“I believe that the CPP will receive 11 seats for this election,” said the diminutive Samrin, completely blocked from view by a scrum of reporters. “Even though the CNRP has some supporters, they cannot receive more seats than the CPP.”
Funcinpec president Arun Reaksmey, for her part, was decidedly more modest, but her hopes of winning two seats still overshot the mark.
Despite the party’s well-documented fall from grace, pockets of support for Funcinpec still existed, especially among older generations. For 74-year-old voter Dul Chhin, the wounds of the Lon Nol coup in 1970 are still fresh.
“I’m still angry with the Lon Nol regime,” he said on Sunday, lighting a cigarette after casting his vote. “The king had a lot of support, so why did they do that?”
The opposition also held little allure for Chhin, who maintained that “Kem Sokha and Sam Rainsy… don’t have power, but when they get it, they’ll do the same as Hun Sen”.
On the other side of the generational and political divide, was 29-year-old Sok Dara, who said it was precisely the differences between the opposition and the ruling party that made him change his mind after voting CPP in 2008.
“The reason that I came to vote is that I just want to change the leaders,” Dara said, noting that the sentiment was widely shared by his friends and co-workers. “It’s been 30 years already, and we’re still not developed.”
“If Kem Sokha wins, I hope they’ll develop the country more,” he added, standing in the courtyard where Sokha had delivered his remarks to the press moments earlier.
According to Dara, it was a closer look at the parties that prompted his change of heart in this mandate.
“Before, I voted for the CPP, but I didn’t know their policy is,” he said. “But now that I know every party’s policy, I changed to the CNRP.”
But the opposition did not have a monopoly on youth support in Kampong Cham. Student Huy Dlan, 23, was proof positive of the nigh-insurmountable impact of the ruling party’s deep pockets.
“A good leader knows about the people’s pain. If the people have a problem, they should go down and talk to them,” she said.
“I will vote for the CPP because they can develop the country … and they pay the fee for my school,” she added.
The CNRP’s Sokha has himself used education to gain a foothold among youth in Kampong Cham town, where he has operated a free school for several years.
Opposition promises to raise civil servant wages, however, had no draw for policeman Oum Sophat, who was paid $2 by the NEC to work security at a polling station. According to the opposition’s stated aim of raising the minimum wage of civil servants to $250 a month, a policeman like Sophat would earn roughly $8 for a day’s work.
Nonetheless, he said, “I don’t care about what the CNRP said about the minimum wage.”
Sophat declined to say who he would be voting for, however.
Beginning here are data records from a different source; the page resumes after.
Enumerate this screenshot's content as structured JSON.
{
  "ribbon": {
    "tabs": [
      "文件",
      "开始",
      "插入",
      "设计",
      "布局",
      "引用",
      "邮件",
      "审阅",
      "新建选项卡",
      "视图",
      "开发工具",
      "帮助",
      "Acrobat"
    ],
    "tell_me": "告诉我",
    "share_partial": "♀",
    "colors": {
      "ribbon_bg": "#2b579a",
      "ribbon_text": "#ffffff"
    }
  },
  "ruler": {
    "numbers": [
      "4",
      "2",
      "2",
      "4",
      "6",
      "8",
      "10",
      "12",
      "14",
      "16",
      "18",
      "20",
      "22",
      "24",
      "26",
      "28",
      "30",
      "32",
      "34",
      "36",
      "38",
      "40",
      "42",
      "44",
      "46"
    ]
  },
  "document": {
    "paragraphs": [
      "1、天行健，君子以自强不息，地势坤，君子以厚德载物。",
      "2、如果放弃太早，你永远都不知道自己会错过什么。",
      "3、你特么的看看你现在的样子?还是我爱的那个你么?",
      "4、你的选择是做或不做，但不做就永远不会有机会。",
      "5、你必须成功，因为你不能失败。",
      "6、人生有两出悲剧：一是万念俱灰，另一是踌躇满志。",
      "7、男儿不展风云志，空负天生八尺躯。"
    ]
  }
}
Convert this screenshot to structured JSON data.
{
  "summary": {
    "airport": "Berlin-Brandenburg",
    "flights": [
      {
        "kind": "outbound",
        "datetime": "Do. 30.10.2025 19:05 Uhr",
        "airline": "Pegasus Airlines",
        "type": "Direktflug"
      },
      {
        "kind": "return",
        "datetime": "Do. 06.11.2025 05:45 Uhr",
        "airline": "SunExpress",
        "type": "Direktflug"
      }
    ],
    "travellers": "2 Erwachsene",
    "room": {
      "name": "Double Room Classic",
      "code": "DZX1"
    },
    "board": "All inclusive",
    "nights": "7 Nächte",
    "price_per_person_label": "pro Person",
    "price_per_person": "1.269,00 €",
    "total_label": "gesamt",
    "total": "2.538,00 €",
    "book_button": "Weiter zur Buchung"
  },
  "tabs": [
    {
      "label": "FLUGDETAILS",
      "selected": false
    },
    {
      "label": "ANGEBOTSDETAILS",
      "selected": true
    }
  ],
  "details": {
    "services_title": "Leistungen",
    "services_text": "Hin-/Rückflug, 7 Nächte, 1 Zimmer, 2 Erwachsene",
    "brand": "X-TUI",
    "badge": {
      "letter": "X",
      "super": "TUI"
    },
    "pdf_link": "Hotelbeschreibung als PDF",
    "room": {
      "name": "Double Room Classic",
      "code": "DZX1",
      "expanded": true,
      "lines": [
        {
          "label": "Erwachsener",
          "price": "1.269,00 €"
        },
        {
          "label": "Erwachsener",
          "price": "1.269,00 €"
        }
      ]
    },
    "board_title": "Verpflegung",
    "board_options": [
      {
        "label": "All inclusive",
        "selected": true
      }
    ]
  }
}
All told, the opposition’s foothold has long been growing in Kampong Cham. It has steadily improved its position over the course of the past three elections, practically in tandem with royalist parties’ waning returns.
In 2007’s commune elections, the Sam Rainsy Party won 29 per cent of the vote, with 12 per cent going to royalist parties. In 2008’s national elections, the SRP and the then-new Human Rights Party won a combined 36 per cent, compared to the royalists’ 10. Last year, commune elections saw that gain solidified, with the SRP and HRP taking 40 per cent of the vote, leaving a scant 6 per cent to the royalists.
Those trends held fast on Sunday. At the Teak Ksen polling station, in dingy schoolrooms adorned with posters depicting the five senses and the technique for a proper sompeah, there was a palpable sense of giddiness among onlookers as election officials called out each vote.
Calls of the CNRP’s leik prampi quickly overtook the ruling party’s leik boon – respectively, No 4 and No 7, the positions each party were placed on the ballot – and they held strong. At the end of the tally, the station – like so many others across the province – had gone to the opposition.